- TASK TO CARRY OUT
Find every line containing the string "break" in the data below, and report how many there are, with no other words.

- PROVIDED DATA
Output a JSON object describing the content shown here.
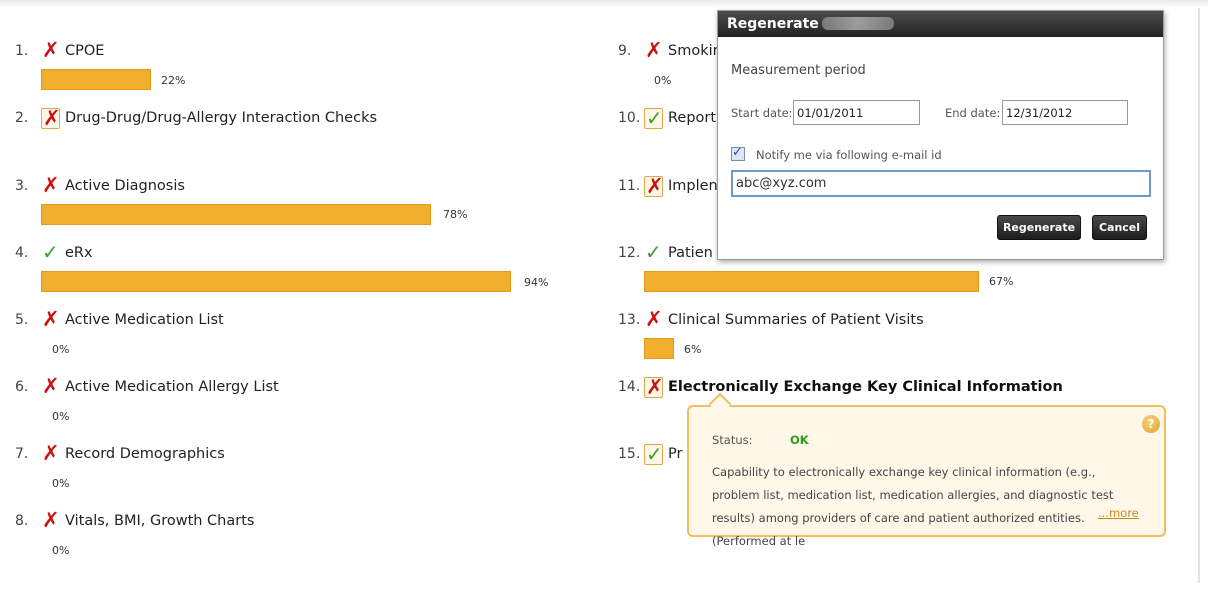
{
  "measures": [
    {
      "num": "1.",
      "status": "fail",
      "label": "CPOE",
      "pct": "22%",
      "value": 0.22
    },
    {
      "num": "2.",
      "status": "fail",
      "label": "Drug-Drug/Drug-Allergy Interaction Checks",
      "pct": "",
      "value": null
    },
    {
      "num": "3.",
      "status": "fail",
      "label": "Active Diagnosis",
      "pct": "78%",
      "value": 0.78
    },
    {
      "num": "4.",
      "status": "ok",
      "label": "eRx",
      "pct": "94%",
      "value": 0.94
    },
    {
      "num": "5.",
      "status": "fail",
      "label": "Active Medication List",
      "pct": "0%",
      "value": 0
    },
    {
      "num": "6.",
      "status": "fail",
      "label": "Active Medication Allergy List",
      "pct": "0%",
      "value": 0
    },
    {
      "num": "7.",
      "status": "fail",
      "label": "Record Demographics",
      "pct": "0%",
      "value": 0
    },
    {
      "num": "8.",
      "status": "fail",
      "label": "Vitals, BMI, Growth Charts",
      "pct": "0%",
      "value": 0
    },
    {
      "num": "9.",
      "status": "fail",
      "label": "Smokin",
      "pct": "0%",
      "value": 0
    },
    {
      "num": "10.",
      "status": "ok",
      "label": "Report",
      "pct": "",
      "value": null
    },
    {
      "num": "11.",
      "status": "fail",
      "label": "Implen",
      "pct": "",
      "value": null
    },
    {
      "num": "12.",
      "status": "ok",
      "label": "Patien",
      "pct": "67%",
      "value": 0.67
    },
    {
      "num": "13.",
      "status": "fail",
      "label": "Clinical Summaries of Patient Visits",
      "pct": "6%",
      "value": 0.06
    },
    {
      "num": "14.",
      "status": "fail",
      "label": "Electronically Exchange Key Clinical Information",
      "pct": "",
      "value": null
    },
    {
      "num": "15.",
      "status": "ok",
      "label": "Pr",
      "pct": "",
      "value": null
    }
  ],
  "dialog": {
    "title": "Regenerate",
    "subtitle": "Measurement period",
    "start_label": "Start date:",
    "start_value": "01/01/2011",
    "end_label": "End date:",
    "end_value": "12/31/2012",
    "notify_label": "Notify me via following e-mail id",
    "email_value": "abc@xyz.com",
    "regenerate_label": "Regenerate",
    "cancel_label": "Cancel"
  },
  "tooltip": {
    "status_label": "Status:",
    "status_value": "OK",
    "description": "Capability to electronically exchange key clinical information (e.g., problem list, medication list, medication allergies, and diagnostic test results) among providers of care and patient authorized entities. (Performed at le",
    "more_label": "...more",
    "help_glyph": "?"
  },
  "colors": {
    "bar": "#f2ae2e",
    "fail": "#cc1010",
    "ok": "#3aa12c",
    "dialog_title": "#333333"
  }
}
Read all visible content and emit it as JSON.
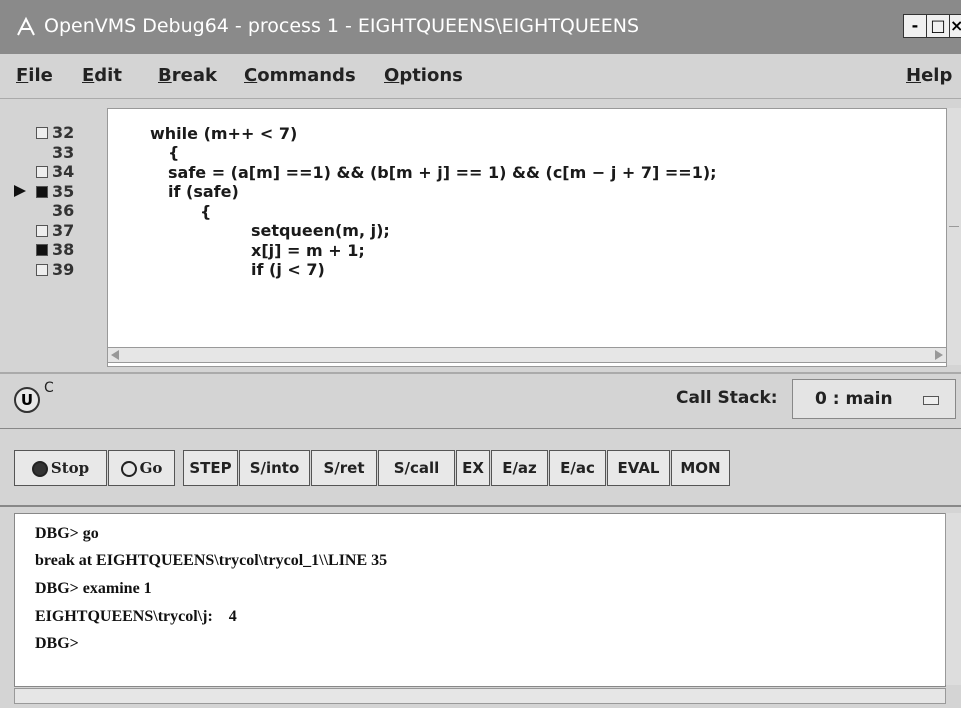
{
  "window": {
    "title": "OpenVMS Debug64 - process 1 - EIGHTQUEENS\\EIGHTQUEENS",
    "minimize": "-",
    "maximize": "□",
    "close": "×"
  },
  "menu": {
    "file": "File",
    "edit": "Edit",
    "break": "Break",
    "commands": "Commands",
    "options": "Options",
    "help": "Help"
  },
  "source": {
    "lines": [
      {
        "num": "32",
        "checkbox": "empty",
        "code": "while (m++ < 7)"
      },
      {
        "num": "33",
        "checkbox": "none",
        "code": "{"
      },
      {
        "num": "34",
        "checkbox": "empty",
        "code": "safe = (a[m] ==1) && (b[m + j] == 1) && (c[m − j + 7] ==1);"
      },
      {
        "num": "35",
        "checkbox": "filled",
        "current": true,
        "code": "if (safe)"
      },
      {
        "num": "36",
        "checkbox": "none",
        "code": "{"
      },
      {
        "num": "37",
        "checkbox": "empty",
        "code": "setqueen(m, j);"
      },
      {
        "num": "38",
        "checkbox": "filled",
        "code": "x[j] = m + 1;"
      },
      {
        "num": "39",
        "checkbox": "empty",
        "code": "if (j < 7)"
      }
    ]
  },
  "status": {
    "badge": "U",
    "language": "C",
    "call_stack_label": "Call Stack:",
    "call_stack_value": "0 : main"
  },
  "toolbar": {
    "stop": "Stop",
    "go": "Go",
    "step": "STEP",
    "s_into": "S/into",
    "s_ret": "S/ret",
    "s_call": "S/call",
    "ex": "EX",
    "e_az": "E/az",
    "e_ac": "E/ac",
    "eval": "EVAL",
    "mon": "MON"
  },
  "console": {
    "lines": [
      "DBG> go",
      "break at EIGHTQUEENS\\trycol\\trycol_1\\\\LINE 35",
      "DBG> examine 1",
      "EIGHTQUEENS\\trycol\\j:    4",
      "DBG>"
    ]
  }
}
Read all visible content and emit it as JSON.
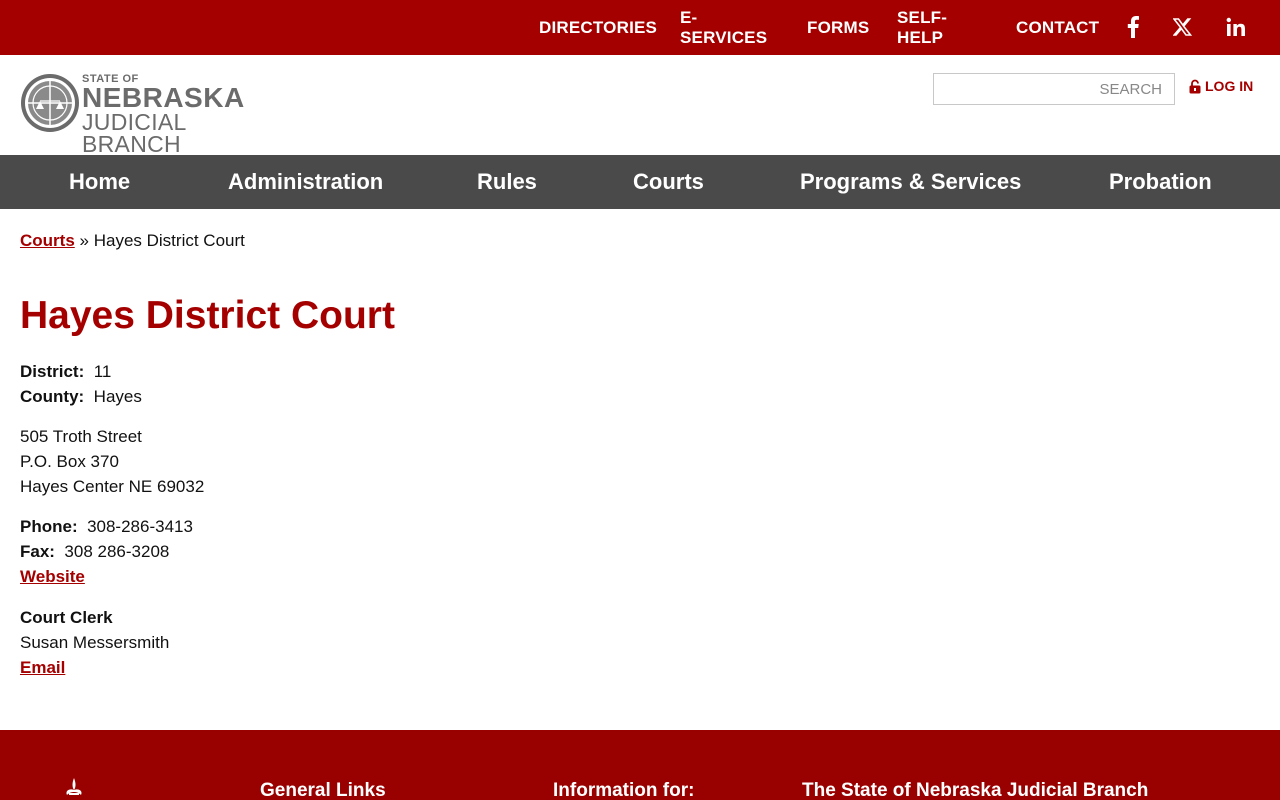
{
  "topnav": {
    "items": [
      "DIRECTORIES",
      "E-SERVICES",
      "FORMS",
      "SELF-HELP",
      "CONTACT"
    ],
    "social": [
      "facebook-icon",
      "x-icon",
      "linkedin-icon"
    ]
  },
  "header": {
    "logo_state": "STATE OF",
    "logo_name": "NEBRASKA",
    "logo_branch": "JUDICIAL BRANCH",
    "search_placeholder": "SEARCH",
    "login_label": "LOG IN"
  },
  "mainnav": {
    "items": [
      "Home",
      "Administration",
      "Rules",
      "Courts",
      "Programs & Services",
      "Probation"
    ]
  },
  "breadcrumb": {
    "link": "Courts",
    "separator": "»",
    "current": "Hayes District Court"
  },
  "page": {
    "title": "Hayes District Court",
    "district_label": "District:",
    "district_value": "11",
    "county_label": "County:",
    "county_value": "Hayes",
    "address_line1": "505 Troth Street",
    "address_line2": "P.O. Box 370",
    "address_line3": "Hayes Center NE 69032",
    "phone_label": "Phone:",
    "phone_value": "308-286-3413",
    "fax_label": "Fax:",
    "fax_value": "308 286-3208",
    "website_label": "Website",
    "clerk_title": "Court Clerk",
    "clerk_name": "Susan Messersmith",
    "email_label": "Email"
  },
  "footer": {
    "headings": [
      "General Links",
      "Information for:",
      "The State of Nebraska Judicial Branch"
    ]
  },
  "colors": {
    "brand_red": "#a50000",
    "nav_gray": "#4a4a4a",
    "footer_red": "#990000"
  }
}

- EXERCISE OUTPUT
2